Leaders in Dubai’s real estate sector have identified an urgent need for the industry to refocus on end users and diversify future developments in order to drive economic growth for the emirate.
Speaking at a roundtable hosted by international real estate consultant Drees & Sommer, 13 senior executives from Dubai’s major developers, contractors, architecture firms and consultancies gathered to debate the most pressing issues facing the real estate industry.
Moderated by Stephan Degenhart, Managing Director, Drees & Sommer Middle East, the discussion centred around the need for the different disciplines within the real estate business to work together to tackle the current challenges of over-supply, sales and product delivery.
Summing up the debate, Degenhart said: "Expectations on the level of return for real estate investors have changed amid increasing competition. While net yields are still good on international standards, the shift requires a change of mindset at all levels of the supply chain, from consultants and architects through to contractors and the master developers."
"The profile of the end user is different, with more owner-occupiers, and the market should adjust to their needs," he noted.
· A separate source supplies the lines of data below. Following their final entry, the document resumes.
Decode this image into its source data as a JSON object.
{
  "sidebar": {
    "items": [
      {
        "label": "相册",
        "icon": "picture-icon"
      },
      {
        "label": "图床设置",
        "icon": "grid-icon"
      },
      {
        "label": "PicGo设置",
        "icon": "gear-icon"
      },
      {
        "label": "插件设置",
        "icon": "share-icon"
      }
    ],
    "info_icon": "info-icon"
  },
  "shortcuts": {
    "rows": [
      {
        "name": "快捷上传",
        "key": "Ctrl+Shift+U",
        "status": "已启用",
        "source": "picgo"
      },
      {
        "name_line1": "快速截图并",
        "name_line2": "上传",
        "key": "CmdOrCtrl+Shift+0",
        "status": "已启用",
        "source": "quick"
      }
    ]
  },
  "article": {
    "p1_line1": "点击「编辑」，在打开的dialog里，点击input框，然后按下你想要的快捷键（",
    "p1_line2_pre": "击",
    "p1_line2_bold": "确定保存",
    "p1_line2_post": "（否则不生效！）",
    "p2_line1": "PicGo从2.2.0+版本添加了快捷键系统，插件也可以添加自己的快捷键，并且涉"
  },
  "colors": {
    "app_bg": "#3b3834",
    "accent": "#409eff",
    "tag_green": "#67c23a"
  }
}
“There is an opportunity here for developers to diversify their product, away from traditional residential, and for consultants and contractors alike to invest in technology in order to become more efficient partners, and we are looking forward to seeing innovation across the sector in the future,” stated Degenhart.
With Expo 2020 Dubai now less than a year away, the group discussed how the industry could refocus with the global mega-event in mind.
Alexander Davies, the Chief Operating Officer, Dubai Properties, held discussions on “How is Dubai positioned to attract the growth that Expo 2020 Dubai could offer?
"The real estate market has to start refocusing and has to start driving economic growth. In terms of the future, we’ve got to diversify, we’ve got to look away from retail-resi. The biggest potential is in small industry, and in how to be sustainable," he stated.
Rajan Israni, the Chairman, Sun and Sand Developers Group, said: "During Expo 2020, over a period of six months, 20 to 25 million people will be visiting Dubai. At least 3-5% of these people will look to invest here. We need new regulations that will help them do so.”
Aaron Chehab, the Head of Strategy and Business Development at ACC, agreed that more needed to be done to nurture the needs of end users and suggested that home owners in Dubai be eligible for visas, regardless of mortgage status or property value.
“We have to increase the population by nurturing user demands somehow, otherwise there will be a surplus of supply that’s not going to be consumed for at least another five years,” warned Chehab.
Following the recent launch of Dubai’s Higher Committee of Real Estate, which aims to avoid duplication of projects in the sector and achieve a more sustainable balance between supply and demand, the debate turned to the subject of industry regulation.
The group welcomed the launch of the new Committee but held mixed views on the level of regulatory framework needed for Dubai, with some suggesting that various caps on projects and/or rates could be necessary, while others remained strongly against any rigid governance, he added.
Sami Elmadalla, Chief Development Officer of First Investment Group, said: "Regulations are important and they are meant to sustain the qualitative growth of the industry, nevertheless the market needs to make mistakes to mature, encouraging new players to come to market, which will move the economy towards a more constructive competition, making a quality offering the focus of the industry rather than purely price; it’s the only way."
"Then we can fine tune the regulations by creating standards to make sure we gain from this experience," he noted.
Irma Coello, Senior Project Manager at VX Studio, said it was time for the market to take some risks.
"As a designer, and even as a user; aware of design intricacies, when I look at what the big developers pour into the market, I see little to none will stand out. They all use the same formula, no innovation whatsoever, just a worrisome, progressive reduction in size pressed into the same schemes they “successfully” sold in the past," pointed out Coello.
"One wonders if smaller developers should be more willing to think out of the box in their commercial approach in order to stand out in this increasingly grey scenario, which is full of design opportunities wasted by this lack of vision," she added.
Head of Interdisciplinary Design & Research at Drees & Sommer, Abdulmajid Karanouh, advised a strategy refocused on value.
“What is the strategy in Dubai? It’s unlikely that we will be the cheapest, but can we be the most innovative and the most interesting in terms of value? I think so. There are still plenty of people willing to invest in Dubai if they see the promising signs that we are ready to build differently,” said Karanouh.
Davies from Dubai Properties agreed: “I think it’s all about value – how can we add value into the development chain, how that development chain adds value to the economy at the macro-economic level, and how all of that innovation at all levels adds value to the end users”.
Ultimately, the delegates were in agreement that change of some level is needed to sustain the real estate industry in Dubai.
Scott Coombes, Partner, AESG, said: "If we keep doing things the way we’ve historically been doing them, we will dinosaur. Our biggest takeaway should be that the only way we’re going to survive is if we focus – there’s that word again – on new opportunities and how we do things, whether that’s innovation or changes to the design and construction process."
"We are being squeezed left, right and centre on fees; we need to redesign this process," he added.-TradeArabia News Service